Dylan Lewis was born in Johannesburg in 1964. He is the son of the late well-known sculptor Robin Lewis and comes from an artistic family. His great-grandfather, Thomas Rayfon Lewis, and grandmother, Renee Hughes, were accomplished artists and his mother Valerie and brother Tim are practising artists today. He completed his schooling at S.A.C.S. in Cape Town after which he studied art at the Cape Technikon in 1982. Dylan has always had a deep and abiding interest in the natural world. He worked at the Rondevlei Nature Reserve, Cape Town, for four years (1985-89). There, amongst other things, he painted the backdrop of the diorama in the Field Museum, illustrated a field guide and worked as a taxidermist. His skill in taxidermy has greatly benefited his painting and sculpting.
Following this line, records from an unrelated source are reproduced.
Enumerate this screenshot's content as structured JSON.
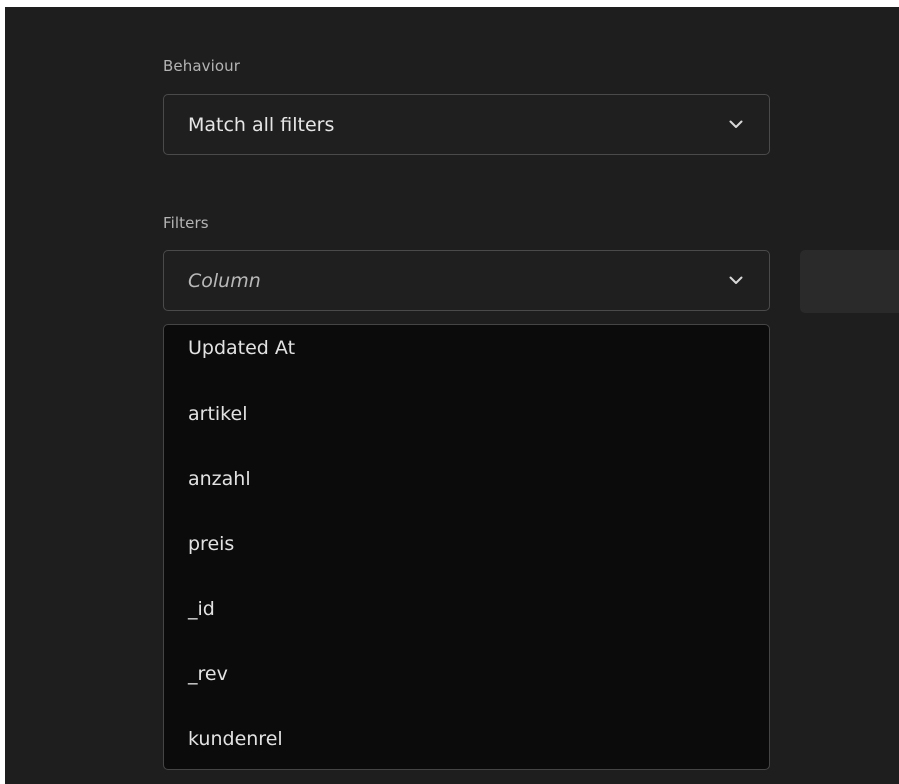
{
  "behaviour": {
    "label": "Behaviour",
    "selected": "Match all filters",
    "icon": "chevron-down-icon"
  },
  "filters": {
    "label": "Filters",
    "column_placeholder": "Column",
    "icon": "chevron-down-icon"
  },
  "dropdown": {
    "options": [
      "Updated At",
      "artikel",
      "anzahl",
      "preis",
      "_id",
      "_rev",
      "kundenrel"
    ]
  },
  "colors": {
    "panel_bg": "#1e1e1e",
    "dropdown_bg": "#0b0b0b",
    "border": "#4a4a4a",
    "text": "#e6e6e6"
  }
}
In 1989 he studied painting at the Ruth Prowse School of Art under Ryno Swart and began exploring sculpture. In 1990 he spent a year painting and sculpting in the Timbavati Nature Reserve in Mpumalanga. In July 1991 he presented to the AGM of Timbavati two sculptures of Rhino, casting a series of thirty editions available to the landowners of the reserve. He was also commissioned by the reserve to paint their famous white lioness.
Later that year Dylan travelled to Europe studying art in its museums. In 1994 he moved to a farm outside Stellenbosch, where he has built his studio and bronze foundry. He casts his own sculptures in bronze. In 1995 he visited Codova in Alaska to represent South Africa at the “Artists for Nature Foundation Expedition”.
Working within a strict self-imposed discipline of direct observation of nature, he immerses himself in his subject, sketching and sculpting ceaselessly. It is this combination of love, truth and hard work that give shape to his powerful evocations of animal form and animal force. Seeking out the presence of the live animal Dylan says, “I sketch continuously, sometimes for weeks, until an understanding of form and movement emerges, then I sculpt small compositional studies followed by the final sculpture. Under the surface often lie fully sculpted skeleton and muscle studies. The discipline gives me the freedom to concentrate on the abstract sculptural aspects of the work while retaining the animal form.”
Dylan has ventured into exploring figurative works in the last few years, achieving the same success as with his much-loved cats. Where does animal-kind end and humankind begin? What of the wild and primitive within? In exploring these tantalising enigmas, Lewis searches wilderness, myth and ancient belief systems for inspiration, meaning and answers.
(*) organized by CultureConnect.
Photos: Güliz Özbek Collini